Work through the material beneath and count the lines that include "image"; the answer is that number alone.

EXTRACTED MATERIAL:
'''

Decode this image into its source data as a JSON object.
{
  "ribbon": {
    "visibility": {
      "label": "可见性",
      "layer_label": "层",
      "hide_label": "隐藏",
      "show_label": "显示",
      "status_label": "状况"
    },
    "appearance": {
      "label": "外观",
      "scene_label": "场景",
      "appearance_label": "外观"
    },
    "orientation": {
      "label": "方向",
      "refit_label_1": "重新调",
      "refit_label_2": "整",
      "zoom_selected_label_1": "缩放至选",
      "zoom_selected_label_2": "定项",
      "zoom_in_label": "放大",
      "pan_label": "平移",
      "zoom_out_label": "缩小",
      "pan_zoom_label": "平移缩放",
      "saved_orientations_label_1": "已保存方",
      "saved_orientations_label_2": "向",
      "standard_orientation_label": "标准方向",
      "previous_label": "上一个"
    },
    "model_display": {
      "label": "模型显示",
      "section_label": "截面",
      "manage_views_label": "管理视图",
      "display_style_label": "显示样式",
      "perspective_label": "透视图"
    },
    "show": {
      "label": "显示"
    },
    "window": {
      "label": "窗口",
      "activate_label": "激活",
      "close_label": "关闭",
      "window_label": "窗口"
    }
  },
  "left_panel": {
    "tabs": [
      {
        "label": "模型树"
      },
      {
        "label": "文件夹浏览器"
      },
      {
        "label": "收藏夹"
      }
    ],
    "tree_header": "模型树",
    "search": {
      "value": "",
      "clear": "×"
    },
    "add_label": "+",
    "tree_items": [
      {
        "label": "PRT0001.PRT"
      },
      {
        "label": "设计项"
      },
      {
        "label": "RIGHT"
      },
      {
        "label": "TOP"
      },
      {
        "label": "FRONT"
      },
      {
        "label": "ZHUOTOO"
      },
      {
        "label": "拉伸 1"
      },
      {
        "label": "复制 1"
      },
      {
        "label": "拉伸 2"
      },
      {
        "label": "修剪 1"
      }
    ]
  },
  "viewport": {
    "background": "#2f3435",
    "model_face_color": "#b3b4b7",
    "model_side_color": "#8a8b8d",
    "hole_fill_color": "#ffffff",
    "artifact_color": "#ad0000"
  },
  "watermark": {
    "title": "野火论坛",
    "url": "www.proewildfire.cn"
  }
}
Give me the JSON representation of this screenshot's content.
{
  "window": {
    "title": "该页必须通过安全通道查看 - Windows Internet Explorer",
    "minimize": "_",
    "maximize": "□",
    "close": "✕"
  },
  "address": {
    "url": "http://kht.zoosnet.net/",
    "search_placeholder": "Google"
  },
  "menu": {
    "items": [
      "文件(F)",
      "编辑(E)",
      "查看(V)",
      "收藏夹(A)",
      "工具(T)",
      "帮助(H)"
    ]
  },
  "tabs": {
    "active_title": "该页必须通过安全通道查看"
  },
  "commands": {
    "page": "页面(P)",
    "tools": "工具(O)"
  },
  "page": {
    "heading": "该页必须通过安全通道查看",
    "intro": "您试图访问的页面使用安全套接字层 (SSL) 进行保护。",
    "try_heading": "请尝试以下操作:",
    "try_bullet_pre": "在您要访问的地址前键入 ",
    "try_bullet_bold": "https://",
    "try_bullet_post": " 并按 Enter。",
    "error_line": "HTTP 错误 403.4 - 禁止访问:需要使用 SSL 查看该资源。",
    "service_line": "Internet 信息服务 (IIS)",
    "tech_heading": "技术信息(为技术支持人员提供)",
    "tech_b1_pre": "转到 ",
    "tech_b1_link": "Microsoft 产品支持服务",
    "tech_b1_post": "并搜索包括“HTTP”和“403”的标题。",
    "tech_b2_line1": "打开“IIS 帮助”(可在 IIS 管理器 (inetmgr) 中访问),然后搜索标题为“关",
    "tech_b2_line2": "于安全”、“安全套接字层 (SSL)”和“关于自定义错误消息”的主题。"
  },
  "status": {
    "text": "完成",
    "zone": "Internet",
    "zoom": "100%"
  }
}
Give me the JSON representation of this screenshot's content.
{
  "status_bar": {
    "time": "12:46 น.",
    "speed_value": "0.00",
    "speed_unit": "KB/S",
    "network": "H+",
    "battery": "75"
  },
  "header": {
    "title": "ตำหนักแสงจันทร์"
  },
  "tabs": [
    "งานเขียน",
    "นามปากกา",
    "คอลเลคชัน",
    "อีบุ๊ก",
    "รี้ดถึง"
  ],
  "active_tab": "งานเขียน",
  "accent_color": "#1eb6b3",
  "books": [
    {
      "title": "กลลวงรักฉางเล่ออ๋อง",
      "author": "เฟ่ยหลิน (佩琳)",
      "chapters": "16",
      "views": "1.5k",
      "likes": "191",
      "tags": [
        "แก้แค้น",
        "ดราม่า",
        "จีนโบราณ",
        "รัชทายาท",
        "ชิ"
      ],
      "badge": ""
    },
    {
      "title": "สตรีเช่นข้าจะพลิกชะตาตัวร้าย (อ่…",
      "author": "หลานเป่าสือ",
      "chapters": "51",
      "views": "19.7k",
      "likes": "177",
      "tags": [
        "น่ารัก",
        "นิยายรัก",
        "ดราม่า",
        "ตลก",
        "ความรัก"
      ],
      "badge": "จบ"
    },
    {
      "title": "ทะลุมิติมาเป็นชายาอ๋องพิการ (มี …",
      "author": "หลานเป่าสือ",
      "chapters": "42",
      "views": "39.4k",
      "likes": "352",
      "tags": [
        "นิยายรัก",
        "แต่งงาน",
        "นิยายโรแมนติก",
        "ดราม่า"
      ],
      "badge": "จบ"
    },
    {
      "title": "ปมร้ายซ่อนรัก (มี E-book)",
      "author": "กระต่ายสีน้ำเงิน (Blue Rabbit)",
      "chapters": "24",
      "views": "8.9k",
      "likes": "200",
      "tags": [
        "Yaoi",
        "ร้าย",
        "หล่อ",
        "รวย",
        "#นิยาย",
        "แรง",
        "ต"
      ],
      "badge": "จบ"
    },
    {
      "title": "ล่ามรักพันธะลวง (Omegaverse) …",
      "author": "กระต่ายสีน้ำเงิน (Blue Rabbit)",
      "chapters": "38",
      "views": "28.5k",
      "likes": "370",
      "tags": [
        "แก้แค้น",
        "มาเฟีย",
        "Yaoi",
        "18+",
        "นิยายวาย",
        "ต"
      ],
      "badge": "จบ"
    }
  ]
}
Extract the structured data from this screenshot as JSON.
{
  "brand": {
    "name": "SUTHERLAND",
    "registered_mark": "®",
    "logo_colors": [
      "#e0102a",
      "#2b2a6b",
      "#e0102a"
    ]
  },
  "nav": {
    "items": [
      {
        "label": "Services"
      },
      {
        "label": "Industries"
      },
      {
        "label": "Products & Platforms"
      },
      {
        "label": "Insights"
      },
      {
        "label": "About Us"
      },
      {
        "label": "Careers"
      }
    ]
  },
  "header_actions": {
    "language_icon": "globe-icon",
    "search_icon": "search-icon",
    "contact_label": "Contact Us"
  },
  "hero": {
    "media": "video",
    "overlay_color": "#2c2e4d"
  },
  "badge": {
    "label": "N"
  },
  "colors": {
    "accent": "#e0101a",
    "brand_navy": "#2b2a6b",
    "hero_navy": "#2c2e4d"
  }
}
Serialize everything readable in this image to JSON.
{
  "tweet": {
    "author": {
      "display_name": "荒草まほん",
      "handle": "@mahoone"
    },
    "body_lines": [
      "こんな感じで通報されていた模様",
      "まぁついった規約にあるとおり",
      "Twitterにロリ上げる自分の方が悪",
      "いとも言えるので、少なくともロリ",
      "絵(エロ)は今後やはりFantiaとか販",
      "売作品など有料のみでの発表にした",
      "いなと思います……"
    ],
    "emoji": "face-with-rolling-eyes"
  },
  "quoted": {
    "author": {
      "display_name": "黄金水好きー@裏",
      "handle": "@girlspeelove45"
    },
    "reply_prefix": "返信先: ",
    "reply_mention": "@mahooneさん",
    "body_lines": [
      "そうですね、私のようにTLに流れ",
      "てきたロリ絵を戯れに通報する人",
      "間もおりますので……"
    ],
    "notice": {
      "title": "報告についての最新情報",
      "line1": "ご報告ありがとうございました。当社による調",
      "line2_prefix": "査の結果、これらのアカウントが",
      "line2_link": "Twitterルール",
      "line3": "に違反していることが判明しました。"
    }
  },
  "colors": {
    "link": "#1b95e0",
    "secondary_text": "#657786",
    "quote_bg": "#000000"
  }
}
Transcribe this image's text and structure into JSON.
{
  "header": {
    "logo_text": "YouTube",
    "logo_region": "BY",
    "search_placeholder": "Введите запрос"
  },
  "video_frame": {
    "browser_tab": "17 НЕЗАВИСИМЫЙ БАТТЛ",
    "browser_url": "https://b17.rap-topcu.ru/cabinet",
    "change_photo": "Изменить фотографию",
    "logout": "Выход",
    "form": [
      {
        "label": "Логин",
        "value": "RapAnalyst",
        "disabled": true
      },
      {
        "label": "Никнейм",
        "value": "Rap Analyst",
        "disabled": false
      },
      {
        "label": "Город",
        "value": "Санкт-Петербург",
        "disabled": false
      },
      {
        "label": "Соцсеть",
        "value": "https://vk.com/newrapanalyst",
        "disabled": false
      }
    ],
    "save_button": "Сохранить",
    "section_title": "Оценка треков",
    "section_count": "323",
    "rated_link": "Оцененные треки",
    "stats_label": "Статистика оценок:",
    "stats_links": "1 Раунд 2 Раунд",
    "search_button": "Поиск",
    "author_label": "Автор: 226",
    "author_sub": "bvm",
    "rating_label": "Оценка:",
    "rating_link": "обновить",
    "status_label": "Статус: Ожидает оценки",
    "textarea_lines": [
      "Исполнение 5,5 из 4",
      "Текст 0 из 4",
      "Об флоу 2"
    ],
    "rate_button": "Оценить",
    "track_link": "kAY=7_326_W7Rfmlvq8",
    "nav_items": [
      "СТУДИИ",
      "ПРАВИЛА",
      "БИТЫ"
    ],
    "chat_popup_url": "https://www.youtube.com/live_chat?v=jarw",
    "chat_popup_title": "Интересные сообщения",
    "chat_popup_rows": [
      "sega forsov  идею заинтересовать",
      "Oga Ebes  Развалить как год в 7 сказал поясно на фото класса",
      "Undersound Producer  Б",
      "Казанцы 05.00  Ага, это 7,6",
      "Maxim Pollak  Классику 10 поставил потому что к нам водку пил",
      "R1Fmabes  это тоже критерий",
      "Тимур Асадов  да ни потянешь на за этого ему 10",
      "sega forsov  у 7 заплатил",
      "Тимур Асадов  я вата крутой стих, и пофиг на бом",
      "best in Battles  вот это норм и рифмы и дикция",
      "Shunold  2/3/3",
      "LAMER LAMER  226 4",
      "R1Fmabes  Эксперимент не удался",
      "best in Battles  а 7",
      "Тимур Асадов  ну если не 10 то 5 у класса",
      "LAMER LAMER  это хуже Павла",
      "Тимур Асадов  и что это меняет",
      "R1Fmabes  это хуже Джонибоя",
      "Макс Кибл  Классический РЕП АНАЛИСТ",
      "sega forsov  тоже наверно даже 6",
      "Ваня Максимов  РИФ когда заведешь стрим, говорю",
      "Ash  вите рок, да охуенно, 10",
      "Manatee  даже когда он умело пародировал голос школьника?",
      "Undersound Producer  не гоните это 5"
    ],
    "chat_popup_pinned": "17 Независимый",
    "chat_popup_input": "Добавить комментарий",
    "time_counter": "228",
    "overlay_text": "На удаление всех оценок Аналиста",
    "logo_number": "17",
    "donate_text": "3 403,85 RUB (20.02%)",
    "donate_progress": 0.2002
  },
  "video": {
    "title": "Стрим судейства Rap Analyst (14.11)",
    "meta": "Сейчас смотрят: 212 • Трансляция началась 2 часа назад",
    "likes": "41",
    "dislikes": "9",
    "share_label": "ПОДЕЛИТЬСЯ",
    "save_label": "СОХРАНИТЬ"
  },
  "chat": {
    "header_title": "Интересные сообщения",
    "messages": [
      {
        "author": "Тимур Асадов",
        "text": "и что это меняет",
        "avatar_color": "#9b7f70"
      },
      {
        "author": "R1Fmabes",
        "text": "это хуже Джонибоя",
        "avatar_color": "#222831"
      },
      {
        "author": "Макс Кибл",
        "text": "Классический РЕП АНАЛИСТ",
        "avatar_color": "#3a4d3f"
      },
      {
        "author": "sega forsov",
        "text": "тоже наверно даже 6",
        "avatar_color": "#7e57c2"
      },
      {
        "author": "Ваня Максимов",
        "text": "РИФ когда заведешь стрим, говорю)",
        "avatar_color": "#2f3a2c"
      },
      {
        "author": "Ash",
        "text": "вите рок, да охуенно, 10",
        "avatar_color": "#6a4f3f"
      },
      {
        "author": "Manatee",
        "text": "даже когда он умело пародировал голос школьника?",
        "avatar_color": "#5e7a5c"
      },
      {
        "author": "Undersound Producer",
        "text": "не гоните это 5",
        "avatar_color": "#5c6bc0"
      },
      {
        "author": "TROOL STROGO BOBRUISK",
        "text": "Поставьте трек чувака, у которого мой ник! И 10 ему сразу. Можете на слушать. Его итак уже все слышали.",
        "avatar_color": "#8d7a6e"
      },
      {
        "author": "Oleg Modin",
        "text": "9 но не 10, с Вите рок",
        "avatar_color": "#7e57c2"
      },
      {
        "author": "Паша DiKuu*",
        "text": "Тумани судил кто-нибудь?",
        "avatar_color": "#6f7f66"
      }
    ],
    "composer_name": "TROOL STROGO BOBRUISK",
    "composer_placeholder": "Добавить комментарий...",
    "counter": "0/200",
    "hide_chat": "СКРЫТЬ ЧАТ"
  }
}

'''

EXPECTED ANSWER: 3